Charles Pinter A Book of Abstract Algebra chapter 31 problem C5:

Prove:

If $$p(x) = x^4 + ax^2 + b$$ is irreducible in F[x], then F[x]/$$$$ is the root field of p(x) over F.

Discussion:

As the hint in the back of the book states, F[x]/$$$$ = F(c) where c is a root of p(x). The hint then goes on to rewrite p(x) as $$(x^2 +a/2)^2 – (a^2/4 – b)$$ (actually it has $$(x^2 - a/2)^2 – (a^2/4 – b)$$, but that’s a typo). The hint then says to let $$d_1$$ be a root of $$x^2 – [(a^2/4) – b]$$ and $$d_2$$ be a root of $$x^2 – (a/2 +d_1)$$. It says then that F($$d_1$$, $$d_2$$) = F(c) and that F($$d_1$$, $$d_2$$) contains all the roots of p(x).
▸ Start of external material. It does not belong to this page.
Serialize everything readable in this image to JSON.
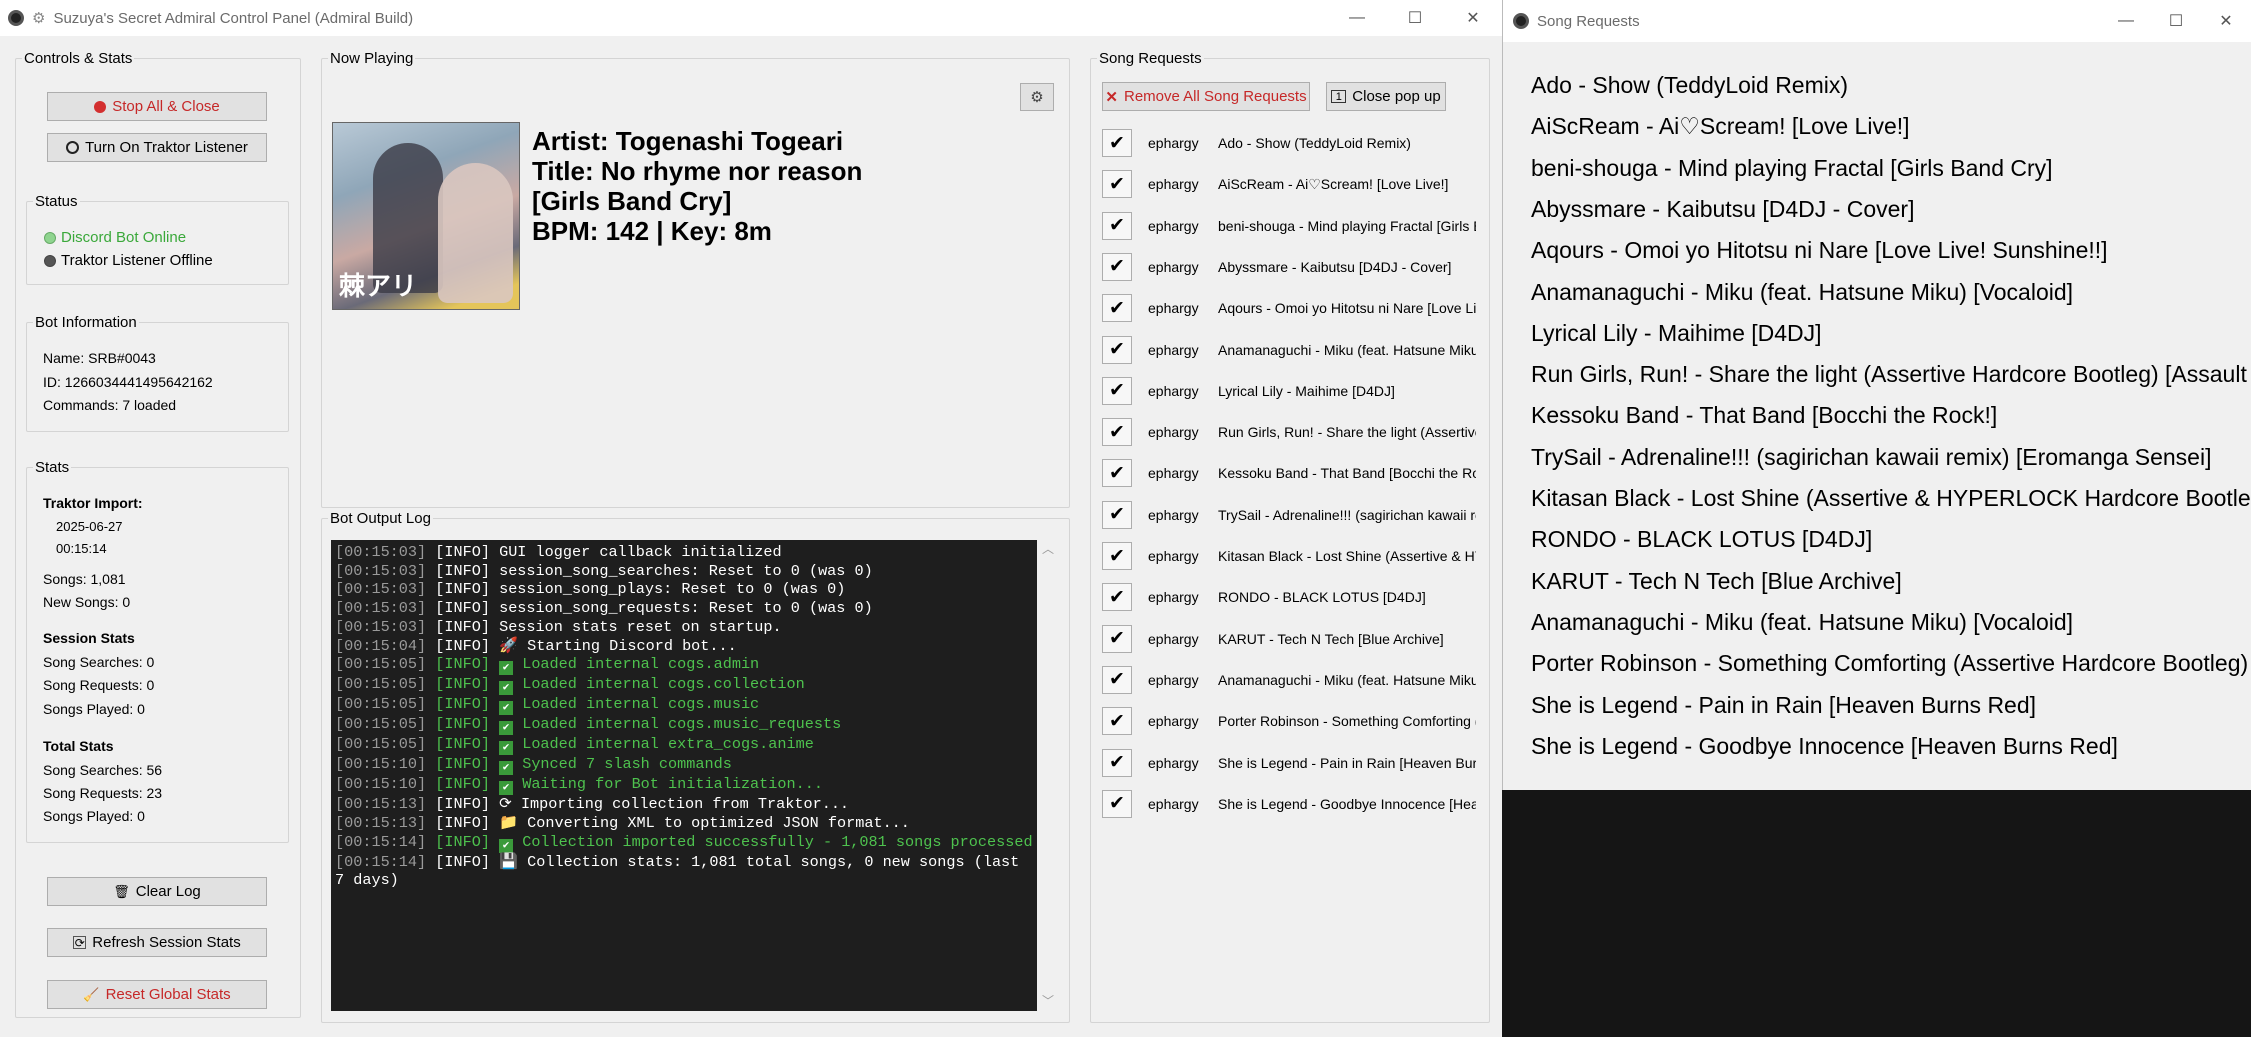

$$d_1 = {±\sqrt{a^{2}/4-b}}$$

$$d_2 = {±\sqrt{a/2±\sqrt{a^{2}/4-b}}}$$

Note that $$d_2$$ isn’t necessarily a member of F[x]. I had considered that p(x) may have all its roots in F(c) because it has at least one root in the root field of $$x^2 – (a/2 +d_1)$$, but because $$x^2 – (a/2 +d_1)$$ isn't in F[x], that isn't applicable.

The roots of p(x) are $${±\sqrt{a/2±\sqrt{a^{2}/4-b}}}$$, the same as $$d_2$$.

So if I select $${\sqrt{a/2+\sqrt{a^{2}/4-b}}}$$ as c, then it’s clear that F($$d_1$$, $$d_2$$) = F(c). Since $$d_1 = d_2^2 – a/2$$, the $$d_1$$ is extraneous, and F($$d_1$$, $$d_2$$) = F($$d_2$$) = F(c).

But for F(c) to be the root field, it would also have to contain $${\sqrt{a/2-\sqrt{a^{2}/4-b}}}$$.

Does there exist some set of $$k_0$$ to $$k_n$$ member of F such that $$k_0 + k_1c + k_2c^2 + … + k_nc^n = {\sqrt{a/2-\sqrt{a^{2}/4-b}}}$$?

The only members of F specified are 0, 1, a and b. The roots of p(x) are specifically excluded. There could be other members, but nothing I can assume.

Letting c = $${\sqrt{a/2+\sqrt{a^{2}/4-b}}}$$ and d = $${\sqrt{a/2-\sqrt{a^{2}/4-b}}}$$, then F(c, d) would contain all the roots of p(x). In addition, F[x]/$$$$ is isomorphic to F(c) is isomorphic to F(d), but that’s not the same as F(c, d).

What am I missing here?

I don't have the book with me; I assume that by root field the author means what is more commonly called a splitting field, i.e. the field extension obtained by adjoining all the roots of $$p(x)$$.
With this interpretation, the statement is false; $$F(c)$$ need not be the splitting field. As indicated in this answer, the statement will be false precisely when both $$b$$ and $$b(a^2-4b)$$ are not squares in $$F$$ (e.g. take $$F = \mathbb{Q}$$, $$a=1, b=2$$).
To see that this is the case, note that the field $$F(c, d)$$ contains the element $$\sqrt{b} = cd$$ and the element $$\sqrt{a^2 - 4b} = c^2 - d^2$$. Hence it also contains $$\sqrt{b(a^2 - 4b)} = \sqrt{b}\sqrt{a^2 - 4b}$$, whereby $$F' = F(\sqrt{b(a^2-4b)})$$ is a subfield of $$F(c, d)$$. But the polynomial $$p(x)$$ is still irreducible over $$F'$$, as $$F'$$ does not contain the square root of the discriminant $$a^2 - 4b$$. It follows that $$F(c, d)$$ has degree at least $$4$$ over $$F'$$, whereby $$F(c, d)$$ has degree at least $$8$$ over $$F$$. Thus we cannot have $$F(c, d) = F(c)$$.